Q.I’ve been catching up on your posts and would love to know what is in the swiss chard salad. I have chard in my garden right now and would love another way to use it. Thanks!!
A. Thanks Mia for your wanting the recipe. Having cooked from scratch with homegrown ingredients ever since I was 13, I sometimes think to myself I really should publish a cookbook recalling my teenage days when the summer harvest would come in and I’d be stuck with a bunch of this and that and having no prior culinary experience (and no Internet) had to find recipes or make up my own. Perhaps one day.
Here’s the recipe, it’s really very, very simple.
Anaїs’ Simple Swiss Chard Salad
Cupful handfuls of freshly picked Swiss chard (ruby red or bright lights varieties are my favorite and make stunning contrast against the dark green leaves)
Hold swiss chard bunch tightly in one hand and slice into shreds (stem and all – the stems are what give this salad a delicate crunch)
Drizzle homemade Italian dressing (make either with balsamic or raw apple cider vinegar – both work and you may like one over the other) or any organic store bought just enough to completely coat shredded leaves and steams. Toss and refrigerate for about 45 minutes. That’s it.
Variations: sprinkle with lightly roasted sesame seeds.
Oh, btw. For those who inquired to know more about the urban homestead’s unplugged kitchen sometime ago. I hope you all haven’t felt slighted. I haven’t had time to answer because I am waiting for some goods to be featured on the PEDDLERS WAGON before I write about it. I promise there’s a post in the works…. as always stay tuned.
Q. I love your site, I learn so much from every post!I have a question – might be a silly one, I don’t know – we always buy large pumpkins in October for the front porch… People tell me that the pumpkin isn’t good to eat, only the seeds. Can we eat these large pumpkins, too? I’ve only used smaller ones for pies, but maybe these can be grilled or something? – Anita
A. Hello Anita, thanks for your questions and positive compliments. Certainly does help to get feedback which inspires us to continue our commitment in sharing our journey.
No, you have asked a very good question. They are both right and wrong. Wrong, because you can eat them. Right in that these pumpkins are raised primarily for decorative purposes, and the bigger they are the less they taste like true pumpkins. Having salvaged quite a few “pumpkin” displays over the years from local supermarkets, I can tell you that they taste nothing like homegrown.
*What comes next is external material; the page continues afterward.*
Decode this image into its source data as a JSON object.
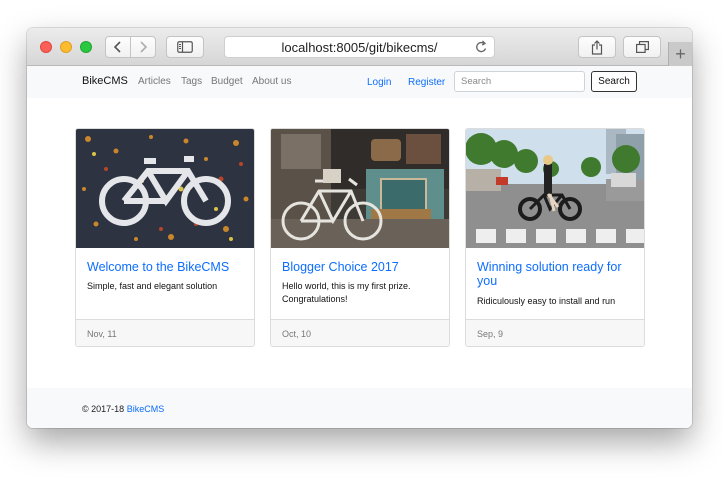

These “display” pumpkins have been “watered down in taste.” So yes, you can eat them but they really don’t taste like much. I also find that their interior flesh is more stringy, which makes a lumpy pumpkin pie. Grilled pumpkin sounds good, perhaps even pumpkin butter. I usually use the pumpkin to make baked goods (bread, muffins, etc.), which seems to “mask” the stringiness.
Any other recipe suggestions for “display pumpkins,” readers?
Q. ? for you. I live in MN and we air dry all our laundry outside in all seasons except Winter. We want to start doing that in Winter also, but am concerned about how to do it where we keep the temp @ 60F. Any ideas on how best to do in the house? – Devine
A. Devin, thanks for your question. I’m sorta at a disadvantage answering such a question living in So Cal where winters are reasonably mild. Perhaps bone-fide winter climate readers can weigh in.
We have a few wood dryer racks and if space is tight I would suggest the LAUNDRY AIRER from England (PW plug!) or any clothes drying rack.